LISTED RECORDS ::
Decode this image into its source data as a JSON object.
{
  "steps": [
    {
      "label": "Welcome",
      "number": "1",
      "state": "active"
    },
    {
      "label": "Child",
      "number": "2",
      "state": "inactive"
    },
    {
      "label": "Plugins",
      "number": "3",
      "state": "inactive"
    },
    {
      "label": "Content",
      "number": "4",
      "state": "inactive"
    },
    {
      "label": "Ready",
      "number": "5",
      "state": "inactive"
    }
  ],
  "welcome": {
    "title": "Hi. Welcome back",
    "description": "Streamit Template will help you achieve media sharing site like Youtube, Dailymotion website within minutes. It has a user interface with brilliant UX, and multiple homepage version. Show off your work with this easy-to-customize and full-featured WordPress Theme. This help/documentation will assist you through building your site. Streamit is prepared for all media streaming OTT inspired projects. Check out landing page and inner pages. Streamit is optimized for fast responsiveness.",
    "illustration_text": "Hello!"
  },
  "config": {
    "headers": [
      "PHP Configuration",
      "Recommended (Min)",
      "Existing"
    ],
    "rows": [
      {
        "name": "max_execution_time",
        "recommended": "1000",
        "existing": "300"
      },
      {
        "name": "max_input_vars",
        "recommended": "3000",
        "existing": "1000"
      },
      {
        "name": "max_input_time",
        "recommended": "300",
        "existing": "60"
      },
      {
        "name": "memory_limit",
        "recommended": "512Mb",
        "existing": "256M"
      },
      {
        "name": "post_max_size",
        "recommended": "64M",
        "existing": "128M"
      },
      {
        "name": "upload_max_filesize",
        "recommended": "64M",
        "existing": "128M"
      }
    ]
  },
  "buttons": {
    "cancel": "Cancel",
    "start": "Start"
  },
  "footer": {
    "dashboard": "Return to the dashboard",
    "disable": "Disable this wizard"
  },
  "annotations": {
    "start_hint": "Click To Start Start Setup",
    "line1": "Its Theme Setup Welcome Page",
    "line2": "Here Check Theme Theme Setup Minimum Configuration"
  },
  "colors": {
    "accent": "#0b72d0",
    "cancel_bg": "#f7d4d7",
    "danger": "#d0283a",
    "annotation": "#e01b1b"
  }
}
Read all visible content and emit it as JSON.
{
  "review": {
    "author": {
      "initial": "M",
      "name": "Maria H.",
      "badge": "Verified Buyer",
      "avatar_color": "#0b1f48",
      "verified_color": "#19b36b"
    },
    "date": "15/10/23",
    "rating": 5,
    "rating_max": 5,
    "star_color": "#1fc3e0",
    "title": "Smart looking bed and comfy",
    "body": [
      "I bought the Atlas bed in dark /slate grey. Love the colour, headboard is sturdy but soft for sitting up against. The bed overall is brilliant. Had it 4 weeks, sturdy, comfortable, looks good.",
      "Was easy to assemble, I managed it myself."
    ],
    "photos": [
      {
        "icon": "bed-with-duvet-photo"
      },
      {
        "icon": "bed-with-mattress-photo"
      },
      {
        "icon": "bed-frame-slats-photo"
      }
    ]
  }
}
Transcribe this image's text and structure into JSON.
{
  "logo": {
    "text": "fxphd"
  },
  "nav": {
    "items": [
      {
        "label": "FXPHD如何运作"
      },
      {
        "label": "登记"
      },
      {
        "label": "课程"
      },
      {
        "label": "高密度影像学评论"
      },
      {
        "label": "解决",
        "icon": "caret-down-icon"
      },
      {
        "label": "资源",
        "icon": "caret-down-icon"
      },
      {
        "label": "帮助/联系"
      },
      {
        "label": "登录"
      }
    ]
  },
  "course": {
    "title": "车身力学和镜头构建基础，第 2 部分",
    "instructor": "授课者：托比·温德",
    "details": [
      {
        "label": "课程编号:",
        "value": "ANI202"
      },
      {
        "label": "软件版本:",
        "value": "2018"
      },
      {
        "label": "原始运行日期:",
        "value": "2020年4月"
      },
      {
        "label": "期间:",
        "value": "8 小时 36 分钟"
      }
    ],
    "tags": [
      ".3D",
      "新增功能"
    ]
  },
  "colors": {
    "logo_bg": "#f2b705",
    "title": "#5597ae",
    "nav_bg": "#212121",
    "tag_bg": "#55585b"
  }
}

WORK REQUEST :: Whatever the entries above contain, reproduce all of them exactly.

ANSWER TO THE EXERCISE ::
Decode this image into its source data as a JSON object.
{
  "steps": [
    {
      "label": "Welcome",
      "number": "1",
      "state": "active"
    },
    {
      "label": "Child",
      "number": "2",
      "state": "inactive"
    },
    {
      "label": "Plugins",
      "number": "3",
      "state": "inactive"
    },
    {
      "label": "Content",
      "number": "4",
      "state": "inactive"
    },
    {
      "label": "Ready",
      "number": "5",
      "state": "inactive"
    }
  ],
  "welcome": {
    "title": "Hi. Welcome back",
    "description": "Streamit Template will help you achieve media sharing site like Youtube, Dailymotion website within minutes. It has a user interface with brilliant UX, and multiple homepage version. Show off your work with this easy-to-customize and full-featured WordPress Theme. This help/documentation will assist you through building your site. Streamit is prepared for all media streaming OTT inspired projects. Check out landing page and inner pages. Streamit is optimized for fast responsiveness.",
    "illustration_text": "Hello!"
  },
  "config": {
    "headers": [
      "PHP Configuration",
      "Recommended (Min)",
      "Existing"
    ],
    "rows": [
      {
        "name": "max_execution_time",
        "recommended": "1000",
        "existing": "300"
      },
      {
        "name": "max_input_vars",
        "recommended": "3000",
        "existing": "1000"
      },
      {
        "name": "max_input_time",
        "recommended": "300",
        "existing": "60"
      },
      {
        "name": "memory_limit",
        "recommended": "512Mb",
        "existing": "256M"
      },
      {
        "name": "post_max_size",
        "recommended": "64M",
        "existing": "128M"
      },
      {
        "name": "upload_max_filesize",
        "recommended": "64M",
        "existing": "128M"
      }
    ]
  },
  "buttons": {
    "cancel": "Cancel",
    "start": "Start"
  },
  "footer": {
    "dashboard": "Return to the dashboard",
    "disable": "Disable this wizard"
  },
  "annotations": {
    "start_hint": "Click To Start Start Setup",
    "line1": "Its Theme Setup Welcome Page",
    "line2": "Here Check Theme Theme Setup Minimum Configuration"
  },
  "colors": {
    "accent": "#0b72d0",
    "cancel_bg": "#f7d4d7",
    "danger": "#d0283a",
    "annotation": "#e01b1b"
  }
}
Read all visible content and emit it as JSON.
{
  "review": {
    "author": {
      "initial": "M",
      "name": "Maria H.",
      "badge": "Verified Buyer",
      "avatar_color": "#0b1f48",
      "verified_color": "#19b36b"
    },
    "date": "15/10/23",
    "rating": 5,
    "rating_max": 5,
    "star_color": "#1fc3e0",
    "title": "Smart looking bed and comfy",
    "body": [
      "I bought the Atlas bed in dark /slate grey. Love the colour, headboard is sturdy but soft for sitting up against. The bed overall is brilliant. Had it 4 weeks, sturdy, comfortable, looks good.",
      "Was easy to assemble, I managed it myself."
    ],
    "photos": [
      {
        "icon": "bed-with-duvet-photo"
      },
      {
        "icon": "bed-with-mattress-photo"
      },
      {
        "icon": "bed-frame-slats-photo"
      }
    ]
  }
}
Transcribe this image's text and structure into JSON.
{
  "logo": {
    "text": "fxphd"
  },
  "nav": {
    "items": [
      {
        "label": "FXPHD如何运作"
      },
      {
        "label": "登记"
      },
      {
        "label": "课程"
      },
      {
        "label": "高密度影像学评论"
      },
      {
        "label": "解决",
        "icon": "caret-down-icon"
      },
      {
        "label": "资源",
        "icon": "caret-down-icon"
      },
      {
        "label": "帮助/联系"
      },
      {
        "label": "登录"
      }
    ]
  },
  "course": {
    "title": "车身力学和镜头构建基础，第 2 部分",
    "instructor": "授课者：托比·温德",
    "details": [
      {
        "label": "课程编号:",
        "value": "ANI202"
      },
      {
        "label": "软件版本:",
        "value": "2018"
      },
      {
        "label": "原始运行日期:",
        "value": "2020年4月"
      },
      {
        "label": "期间:",
        "value": "8 小时 36 分钟"
      }
    ],
    "tags": [
      ".3D",
      "新增功能"
    ]
  },
  "colors": {
    "logo_bg": "#f2b705",
    "title": "#5597ae",
    "nav_bg": "#212121",
    "tag_bg": "#55585b"
  }
}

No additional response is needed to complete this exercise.